Through my many years in marketing, I’ve worked on teams with varying dynamics. In my last job, I collaborated with a team of 16 people. But in the position I held before that, I predominantly worked alone and would contribute to projects as needed.
My ability to adapt has made a significant difference in my career. One example that comes to mind is a complex project I worked on for one of my former firm’s biggest clients. It had many unexpected challenges and last-minute changes.
That resulted in constant shifts in team priorities. Despite the chaos, I adapted, reached out to colleagues with the skills necessary to assist, and delivered a successful final product. I enjoy working in environments that require flexibility, and I’m eager to put those skills to the test here.”
Our second example focuses on reliability. This is a work style that can be hit or miss to talk about during an interview. In some cases, it can come off as cliche or inauthentic.
However, this candidate delivers a strong answer that shows the interviewer why reliability in an employee is so important.
“The best way I can describe my workstyle is reliable. Reliability is something I value in my career. I’ve only missed a few work days in the last five years.
I understand that consistency and reliability are key, whether working independently or as part of a team. It requires you to pull your weight and constantly communicate with your team. That’s something I believe is critical to success, and I always strive to be a reliable asset in any workplace situation.
In my previous job, we had an issue with deliverables that required immediate attention. Many project-critical files were lost in transit, making the deliverables incomplete. Fortunately, I save every version of a project as it inches toward completion.
I used those older versions to correct the issue and get the deliverables to our client. That’s the level of reliability that I enjoy providing at work, and I’m excited to do that here for [COMPANY].”
Our final example answer focuses on the collaborative side of their workplace style. However, they express their ability to adapt. This works because it doesn’t overemphasize one type of culture and shows that the candidate is ready to tackle any challenge.
“My work style is usually collaborative, which is something that many people are surprised to hear given how I’ve operated the last several years. My last position was 100 percent remote. While it seems like the antithesis of direct collaboration, that experience taught me many valuable skills.
It showed me how to communicate effectively with others despite physical and cultural differences. I’m a great written communicator and deeply understand asynchronous communication.

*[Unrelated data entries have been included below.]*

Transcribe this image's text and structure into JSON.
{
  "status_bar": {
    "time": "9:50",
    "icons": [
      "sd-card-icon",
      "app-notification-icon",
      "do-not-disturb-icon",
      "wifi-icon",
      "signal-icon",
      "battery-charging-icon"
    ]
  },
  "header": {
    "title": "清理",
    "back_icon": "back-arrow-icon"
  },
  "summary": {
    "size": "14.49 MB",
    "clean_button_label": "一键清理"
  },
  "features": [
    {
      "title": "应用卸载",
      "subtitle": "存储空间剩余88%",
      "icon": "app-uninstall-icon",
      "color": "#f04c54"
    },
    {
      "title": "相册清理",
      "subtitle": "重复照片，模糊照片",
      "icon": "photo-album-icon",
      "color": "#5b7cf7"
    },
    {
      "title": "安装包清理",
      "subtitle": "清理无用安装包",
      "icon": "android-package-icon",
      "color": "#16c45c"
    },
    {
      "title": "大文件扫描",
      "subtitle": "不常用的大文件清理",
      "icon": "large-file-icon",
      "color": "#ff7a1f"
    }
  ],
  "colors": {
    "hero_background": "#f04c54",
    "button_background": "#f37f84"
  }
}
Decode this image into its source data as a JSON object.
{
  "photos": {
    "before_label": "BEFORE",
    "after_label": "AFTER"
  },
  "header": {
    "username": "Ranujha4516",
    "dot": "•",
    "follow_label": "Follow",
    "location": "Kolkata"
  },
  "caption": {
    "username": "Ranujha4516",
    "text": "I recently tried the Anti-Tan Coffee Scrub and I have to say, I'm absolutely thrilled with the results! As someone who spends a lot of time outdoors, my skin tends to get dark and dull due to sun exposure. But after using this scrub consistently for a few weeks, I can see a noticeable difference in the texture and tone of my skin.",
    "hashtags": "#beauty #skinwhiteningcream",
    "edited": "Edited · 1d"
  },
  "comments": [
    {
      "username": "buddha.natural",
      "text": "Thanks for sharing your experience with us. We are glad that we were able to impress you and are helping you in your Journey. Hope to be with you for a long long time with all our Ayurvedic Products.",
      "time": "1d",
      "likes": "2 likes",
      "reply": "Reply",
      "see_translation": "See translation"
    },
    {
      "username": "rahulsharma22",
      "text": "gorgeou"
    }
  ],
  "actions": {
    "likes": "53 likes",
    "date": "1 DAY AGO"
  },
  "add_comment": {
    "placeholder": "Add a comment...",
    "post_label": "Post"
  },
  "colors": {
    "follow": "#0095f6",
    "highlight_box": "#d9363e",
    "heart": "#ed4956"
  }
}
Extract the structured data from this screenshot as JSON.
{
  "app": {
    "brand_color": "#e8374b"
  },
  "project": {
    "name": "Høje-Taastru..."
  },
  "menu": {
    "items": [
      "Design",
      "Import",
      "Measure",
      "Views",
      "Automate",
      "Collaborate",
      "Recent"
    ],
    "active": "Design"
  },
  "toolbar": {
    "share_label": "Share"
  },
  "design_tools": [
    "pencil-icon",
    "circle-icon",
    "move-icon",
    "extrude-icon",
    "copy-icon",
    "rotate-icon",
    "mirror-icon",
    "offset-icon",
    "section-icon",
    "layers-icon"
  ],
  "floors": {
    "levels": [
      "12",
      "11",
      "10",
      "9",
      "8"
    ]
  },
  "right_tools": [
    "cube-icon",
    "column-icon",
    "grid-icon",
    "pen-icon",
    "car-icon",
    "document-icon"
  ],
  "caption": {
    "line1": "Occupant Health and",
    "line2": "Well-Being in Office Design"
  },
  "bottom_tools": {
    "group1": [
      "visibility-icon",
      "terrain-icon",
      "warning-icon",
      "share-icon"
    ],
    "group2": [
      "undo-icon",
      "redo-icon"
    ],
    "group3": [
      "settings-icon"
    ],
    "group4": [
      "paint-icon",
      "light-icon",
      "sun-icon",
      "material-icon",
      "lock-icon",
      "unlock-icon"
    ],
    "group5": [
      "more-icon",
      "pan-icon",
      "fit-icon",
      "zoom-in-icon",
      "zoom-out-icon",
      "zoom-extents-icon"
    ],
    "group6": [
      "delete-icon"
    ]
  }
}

That’s something that also benefits me when I get to work with people in person. For example, my last employer asked me to visit the head office to help the team expand the remote operations. It was a great experience, and I collaborated with people who would communicate with other remote employees regularly.
I showed them my communication techniques and many of the strategies I employ ended up becoming the standard for remote and hybrid employees. I strongly believe that good communication translates well to any environment and will become an asset for me at this organization.”
“What is your work style?” is an interview question that you need to be ready for. Not only is it a common question to be asked, but the way you answer will have a significant impact on your chance of getting hired.
Follow our recommendations, spend some time practicing your answer, and you’ll shine when this question gets asked on the big day.
Hannah Morgan speaks and writes about job search and career strategies. She founded CareerSherpa.net to educate professionals on how to maneuver through today’s job search process. Hannah was nominated as a LinkedIn Top Voice in Job Search and Careers and is a regular contributor to US News & World Report. She has been quoted by media outlets, including Forbes, USA Today, Money Magazine, Huffington Post, as well as many other publications. She is also author of The Infographic Resume and co-author of Social Networking for Business Success.